In what is the second largest breach in history – behind the Yahoo hack in 2013 – Marriott’s Starwood Hotels announced a massive data breach, affecting a staggering 500 million guests. Compromised data includes contact and credit card information, date of birth, and even passport numbers. While we can’t protect our information stored with major institutions, we can take control of our personal information security on our own computers. Here, what you need to know.
As soon as I got off the phone with security expert Robert Siciliano, I took his advice.
I updated my MacBook Air operating system. All it took was hitting a couple of keys and letting the download finish.
But of course I’d been putting it off.
My personal motto: if it’s not a must, let it rust.
Siciliano is the opposite.
He not only stays on top of everything, he anticipates trouble and takes all necessary measures to avoid it.
He advises the rest of us to do the same.
More advice from Siciliano about protecting yourself:
* Do check your credit card statements and check them twice. “Make sure they are clear of fraudulent charges. You can look at them everyday on your mobile and get alerts every time a charge is made.”
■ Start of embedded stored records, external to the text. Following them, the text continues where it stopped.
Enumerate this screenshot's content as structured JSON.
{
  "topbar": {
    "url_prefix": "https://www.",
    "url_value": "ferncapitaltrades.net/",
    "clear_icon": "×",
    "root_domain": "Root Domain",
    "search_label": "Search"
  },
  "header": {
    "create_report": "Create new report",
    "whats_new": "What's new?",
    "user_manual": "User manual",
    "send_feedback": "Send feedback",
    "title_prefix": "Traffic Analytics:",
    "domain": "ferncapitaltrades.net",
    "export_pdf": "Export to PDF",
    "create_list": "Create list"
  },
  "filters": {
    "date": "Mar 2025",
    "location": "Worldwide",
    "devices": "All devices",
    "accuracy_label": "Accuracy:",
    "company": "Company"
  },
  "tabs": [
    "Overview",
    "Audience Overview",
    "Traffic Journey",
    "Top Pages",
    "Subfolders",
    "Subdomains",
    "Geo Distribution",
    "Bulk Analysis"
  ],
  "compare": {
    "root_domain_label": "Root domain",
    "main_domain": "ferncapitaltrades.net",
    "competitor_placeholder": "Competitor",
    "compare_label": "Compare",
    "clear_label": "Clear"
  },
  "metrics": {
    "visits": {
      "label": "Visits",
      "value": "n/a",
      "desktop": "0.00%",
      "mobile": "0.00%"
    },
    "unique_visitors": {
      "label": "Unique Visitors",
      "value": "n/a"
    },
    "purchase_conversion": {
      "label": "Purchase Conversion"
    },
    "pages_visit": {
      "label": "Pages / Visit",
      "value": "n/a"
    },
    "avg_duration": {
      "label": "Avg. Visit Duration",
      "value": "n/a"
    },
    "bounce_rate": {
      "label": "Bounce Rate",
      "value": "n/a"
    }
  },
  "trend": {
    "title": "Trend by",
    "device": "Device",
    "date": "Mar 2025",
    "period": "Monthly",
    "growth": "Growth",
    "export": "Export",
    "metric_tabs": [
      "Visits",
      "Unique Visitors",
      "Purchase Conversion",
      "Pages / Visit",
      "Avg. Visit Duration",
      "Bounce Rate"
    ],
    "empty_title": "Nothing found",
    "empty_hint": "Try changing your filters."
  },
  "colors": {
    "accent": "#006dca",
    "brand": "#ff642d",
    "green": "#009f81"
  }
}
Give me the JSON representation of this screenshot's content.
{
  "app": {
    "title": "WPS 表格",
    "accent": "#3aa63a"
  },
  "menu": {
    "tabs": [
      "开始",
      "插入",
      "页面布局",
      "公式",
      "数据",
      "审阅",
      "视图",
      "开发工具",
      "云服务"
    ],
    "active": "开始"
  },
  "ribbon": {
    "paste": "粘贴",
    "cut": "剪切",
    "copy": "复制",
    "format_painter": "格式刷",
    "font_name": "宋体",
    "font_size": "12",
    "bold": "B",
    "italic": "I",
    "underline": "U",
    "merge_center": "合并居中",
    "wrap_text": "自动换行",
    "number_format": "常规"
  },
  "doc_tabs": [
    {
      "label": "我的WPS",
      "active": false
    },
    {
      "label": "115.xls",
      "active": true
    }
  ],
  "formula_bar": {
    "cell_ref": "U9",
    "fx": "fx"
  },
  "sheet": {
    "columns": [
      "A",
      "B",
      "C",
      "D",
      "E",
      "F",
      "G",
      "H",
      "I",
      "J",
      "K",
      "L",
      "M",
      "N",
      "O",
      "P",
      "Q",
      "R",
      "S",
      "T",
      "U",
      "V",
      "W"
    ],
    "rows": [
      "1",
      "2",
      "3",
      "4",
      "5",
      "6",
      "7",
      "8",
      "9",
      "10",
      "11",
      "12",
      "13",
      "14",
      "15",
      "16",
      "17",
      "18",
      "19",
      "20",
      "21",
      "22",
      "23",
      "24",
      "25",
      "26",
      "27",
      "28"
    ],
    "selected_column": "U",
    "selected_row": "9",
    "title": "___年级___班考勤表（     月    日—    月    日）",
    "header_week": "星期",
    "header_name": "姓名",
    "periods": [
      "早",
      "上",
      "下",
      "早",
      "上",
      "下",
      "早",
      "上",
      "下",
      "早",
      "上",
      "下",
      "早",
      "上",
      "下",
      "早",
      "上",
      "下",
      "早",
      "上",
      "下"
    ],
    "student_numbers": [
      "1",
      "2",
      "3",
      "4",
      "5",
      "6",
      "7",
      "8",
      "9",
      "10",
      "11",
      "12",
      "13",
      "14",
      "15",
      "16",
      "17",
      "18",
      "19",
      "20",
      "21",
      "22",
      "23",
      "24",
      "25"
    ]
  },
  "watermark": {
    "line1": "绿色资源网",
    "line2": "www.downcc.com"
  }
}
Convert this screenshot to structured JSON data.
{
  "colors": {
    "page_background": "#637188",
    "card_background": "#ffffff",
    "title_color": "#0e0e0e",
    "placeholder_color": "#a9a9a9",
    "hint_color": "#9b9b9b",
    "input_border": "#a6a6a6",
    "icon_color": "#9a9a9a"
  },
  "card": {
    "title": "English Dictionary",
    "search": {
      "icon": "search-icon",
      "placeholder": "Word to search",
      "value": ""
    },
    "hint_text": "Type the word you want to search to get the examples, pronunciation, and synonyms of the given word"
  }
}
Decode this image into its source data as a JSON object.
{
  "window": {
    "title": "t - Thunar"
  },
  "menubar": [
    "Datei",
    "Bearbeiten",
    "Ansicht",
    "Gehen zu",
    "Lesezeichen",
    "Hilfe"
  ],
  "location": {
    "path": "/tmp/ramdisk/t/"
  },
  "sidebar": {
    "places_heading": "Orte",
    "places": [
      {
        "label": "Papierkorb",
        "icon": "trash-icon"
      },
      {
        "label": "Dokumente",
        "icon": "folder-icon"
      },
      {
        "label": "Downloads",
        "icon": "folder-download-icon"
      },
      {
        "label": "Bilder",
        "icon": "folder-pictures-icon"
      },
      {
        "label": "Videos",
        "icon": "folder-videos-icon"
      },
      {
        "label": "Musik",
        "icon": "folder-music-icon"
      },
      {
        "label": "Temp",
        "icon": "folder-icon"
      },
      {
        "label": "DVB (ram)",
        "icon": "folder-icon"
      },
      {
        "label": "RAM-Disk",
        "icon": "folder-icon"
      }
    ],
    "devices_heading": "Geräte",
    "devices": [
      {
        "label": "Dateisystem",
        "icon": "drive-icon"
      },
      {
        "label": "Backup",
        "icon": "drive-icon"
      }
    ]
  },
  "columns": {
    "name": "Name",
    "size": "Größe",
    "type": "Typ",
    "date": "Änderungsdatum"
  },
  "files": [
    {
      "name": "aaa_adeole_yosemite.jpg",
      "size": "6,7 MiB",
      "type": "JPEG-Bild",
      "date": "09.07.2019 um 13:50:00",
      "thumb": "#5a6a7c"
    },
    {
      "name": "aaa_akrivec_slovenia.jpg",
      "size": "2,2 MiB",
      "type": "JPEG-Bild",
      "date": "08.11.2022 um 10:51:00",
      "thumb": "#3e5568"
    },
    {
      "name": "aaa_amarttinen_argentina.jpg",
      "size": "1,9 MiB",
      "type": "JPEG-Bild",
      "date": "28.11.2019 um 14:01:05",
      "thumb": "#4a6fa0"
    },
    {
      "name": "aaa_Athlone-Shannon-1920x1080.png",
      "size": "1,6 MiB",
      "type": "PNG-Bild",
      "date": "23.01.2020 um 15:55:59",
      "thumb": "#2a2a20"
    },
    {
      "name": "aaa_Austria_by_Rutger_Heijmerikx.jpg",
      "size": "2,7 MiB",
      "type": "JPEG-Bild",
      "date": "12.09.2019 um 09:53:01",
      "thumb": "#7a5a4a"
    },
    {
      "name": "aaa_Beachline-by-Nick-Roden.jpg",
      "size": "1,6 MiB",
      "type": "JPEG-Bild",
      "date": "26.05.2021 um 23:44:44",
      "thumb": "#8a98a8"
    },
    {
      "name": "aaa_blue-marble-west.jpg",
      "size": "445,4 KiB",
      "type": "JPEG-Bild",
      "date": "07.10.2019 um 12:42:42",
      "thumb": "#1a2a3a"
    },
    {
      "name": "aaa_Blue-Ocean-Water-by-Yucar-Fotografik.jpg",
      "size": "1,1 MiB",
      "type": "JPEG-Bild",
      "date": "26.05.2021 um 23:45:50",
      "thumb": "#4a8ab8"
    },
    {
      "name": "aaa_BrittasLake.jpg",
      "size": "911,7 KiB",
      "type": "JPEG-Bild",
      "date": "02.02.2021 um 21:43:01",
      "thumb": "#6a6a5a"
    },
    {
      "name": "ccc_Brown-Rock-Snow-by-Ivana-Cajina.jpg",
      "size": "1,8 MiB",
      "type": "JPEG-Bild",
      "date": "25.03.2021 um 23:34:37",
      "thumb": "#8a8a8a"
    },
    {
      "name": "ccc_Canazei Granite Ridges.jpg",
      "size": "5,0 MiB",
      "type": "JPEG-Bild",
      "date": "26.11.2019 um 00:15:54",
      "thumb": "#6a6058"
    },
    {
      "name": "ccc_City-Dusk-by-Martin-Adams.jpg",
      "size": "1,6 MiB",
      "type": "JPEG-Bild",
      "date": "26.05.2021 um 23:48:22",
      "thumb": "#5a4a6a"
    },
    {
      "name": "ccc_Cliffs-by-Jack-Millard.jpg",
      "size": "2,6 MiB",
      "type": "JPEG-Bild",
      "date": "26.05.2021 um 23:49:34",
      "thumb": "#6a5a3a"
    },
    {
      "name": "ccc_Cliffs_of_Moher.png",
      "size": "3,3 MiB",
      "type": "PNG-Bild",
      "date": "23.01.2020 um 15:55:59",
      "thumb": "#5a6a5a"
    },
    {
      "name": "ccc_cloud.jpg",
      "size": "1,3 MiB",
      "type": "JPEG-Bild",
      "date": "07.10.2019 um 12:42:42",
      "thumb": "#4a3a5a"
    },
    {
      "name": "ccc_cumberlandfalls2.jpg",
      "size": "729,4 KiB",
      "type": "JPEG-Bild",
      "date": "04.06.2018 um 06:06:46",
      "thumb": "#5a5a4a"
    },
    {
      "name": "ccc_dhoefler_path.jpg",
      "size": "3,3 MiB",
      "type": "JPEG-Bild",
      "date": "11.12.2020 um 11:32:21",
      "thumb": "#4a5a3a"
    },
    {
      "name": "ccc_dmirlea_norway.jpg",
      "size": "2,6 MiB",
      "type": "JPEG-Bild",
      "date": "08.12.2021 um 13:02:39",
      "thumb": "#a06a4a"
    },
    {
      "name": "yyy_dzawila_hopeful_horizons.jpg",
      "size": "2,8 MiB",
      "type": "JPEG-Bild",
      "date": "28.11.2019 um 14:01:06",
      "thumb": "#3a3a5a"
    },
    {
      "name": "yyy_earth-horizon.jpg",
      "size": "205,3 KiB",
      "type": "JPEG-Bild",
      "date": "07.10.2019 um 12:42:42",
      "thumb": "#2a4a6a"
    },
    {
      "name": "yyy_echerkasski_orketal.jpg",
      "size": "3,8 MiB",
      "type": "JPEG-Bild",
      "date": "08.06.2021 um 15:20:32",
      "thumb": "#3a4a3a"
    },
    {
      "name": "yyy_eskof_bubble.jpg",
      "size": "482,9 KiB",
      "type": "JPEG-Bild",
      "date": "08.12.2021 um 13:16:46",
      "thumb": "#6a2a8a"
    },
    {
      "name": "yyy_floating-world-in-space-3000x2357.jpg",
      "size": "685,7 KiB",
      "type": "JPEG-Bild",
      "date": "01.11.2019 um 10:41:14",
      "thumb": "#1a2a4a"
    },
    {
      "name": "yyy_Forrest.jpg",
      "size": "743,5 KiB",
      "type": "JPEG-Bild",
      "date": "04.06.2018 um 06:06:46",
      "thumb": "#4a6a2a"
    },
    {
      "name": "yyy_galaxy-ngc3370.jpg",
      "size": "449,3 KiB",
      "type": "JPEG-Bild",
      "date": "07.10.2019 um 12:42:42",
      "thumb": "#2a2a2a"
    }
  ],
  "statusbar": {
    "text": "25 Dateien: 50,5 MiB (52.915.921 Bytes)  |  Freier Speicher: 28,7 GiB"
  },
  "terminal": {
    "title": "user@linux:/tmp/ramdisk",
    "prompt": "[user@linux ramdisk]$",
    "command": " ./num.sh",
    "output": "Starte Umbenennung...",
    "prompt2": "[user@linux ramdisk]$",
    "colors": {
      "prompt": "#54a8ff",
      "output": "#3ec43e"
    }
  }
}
* Do log into the shipper’s website when you’ve ordered something online and get alerts about when the package is supposed to arrive. “People steal things. Make sure everything is insured. Put up a security camera at the entrance to your property. Cameras are a good deterrent when it comes to bad guys.”
* Don’t follow links in the body of emails from banks or credit cards. Instead, go directly to your bank site or credit card site. “If you get an email about your bank statement, ignore the link provided and go directly to the website to check it out.”
* Don’t follow links in an email for a product or service unless you’re positive it’s legitimate. “Bad guys send out deals that are too good to be true. Too often, if someone says ‘Click on this,’ we click on it.” If a company is advertising a sale, you should be able to go to their website to get it without using the link.
* Do consider downloading the free McAfee program — SiteAdvisor — that let’s you determine whether a site is good or bad. “It helps consumers navigate the web safely.”